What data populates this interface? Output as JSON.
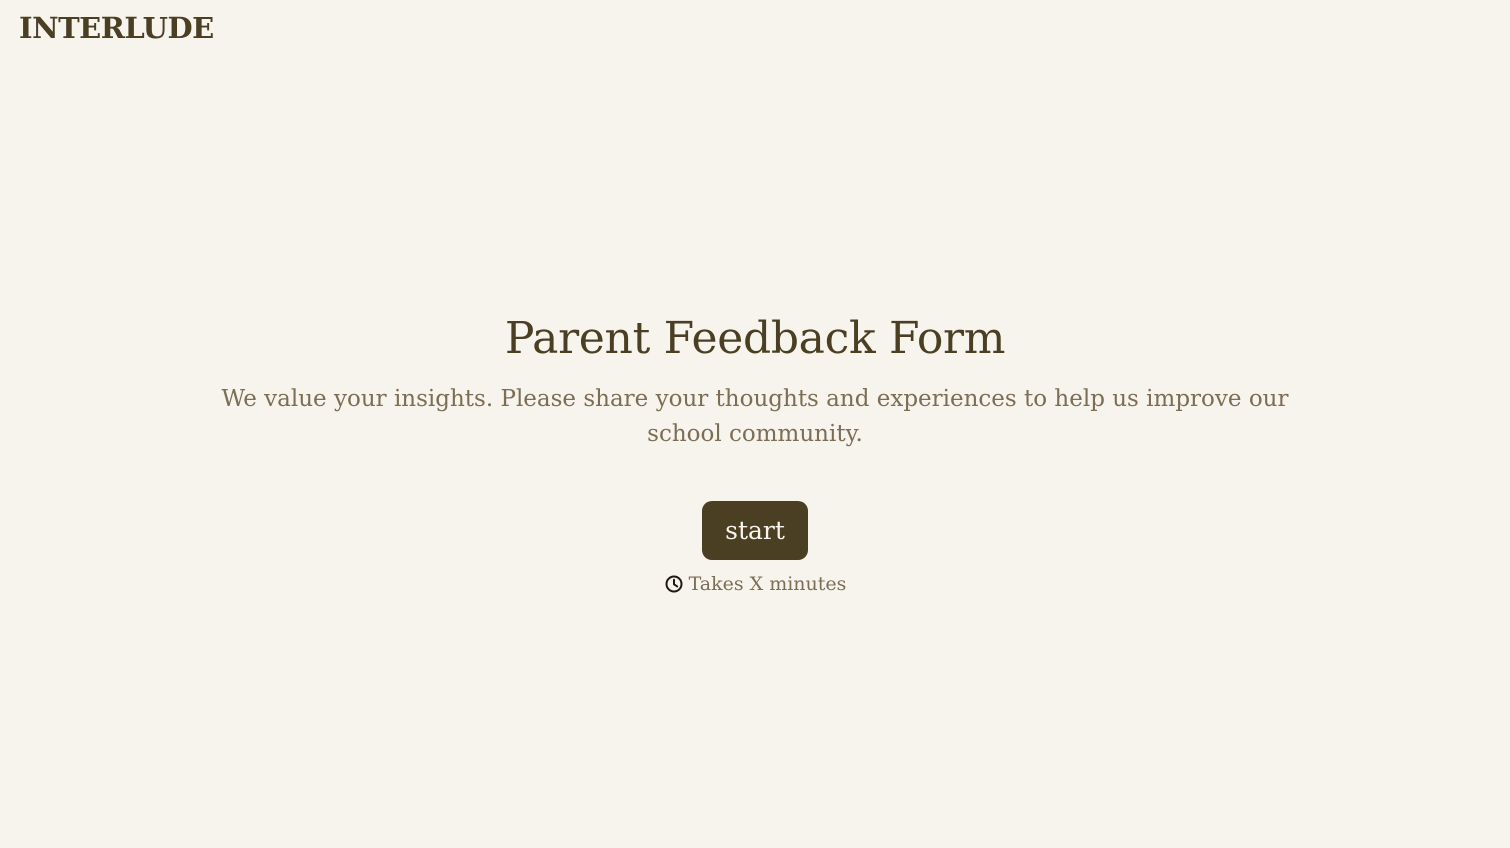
{
  "brand": {
    "name": "INTERLUDE"
  },
  "form": {
    "title": "Parent Feedback Form",
    "description": "We value your insights. Please share your thoughts and experiences to help us improve our school community.",
    "start_label": "start",
    "duration_text": "Takes X minutes",
    "duration_icon": "clock-icon"
  },
  "colors": {
    "background": "#f7f3ed",
    "primary": "#4a3f23",
    "muted_text": "#7b6e55"
  }
}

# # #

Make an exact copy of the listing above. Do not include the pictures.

What data populates this interface? Output as JSON.
{
  "brand": {
    "name": "INTERLUDE"
  },
  "form": {
    "title": "Parent Feedback Form",
    "description": "We value your insights. Please share your thoughts and experiences to help us improve our school community.",
    "start_label": "start",
    "duration_text": "Takes X minutes",
    "duration_icon": "clock-icon"
  },
  "colors": {
    "background": "#f7f3ed",
    "primary": "#4a3f23",
    "muted_text": "#7b6e55"
  }
}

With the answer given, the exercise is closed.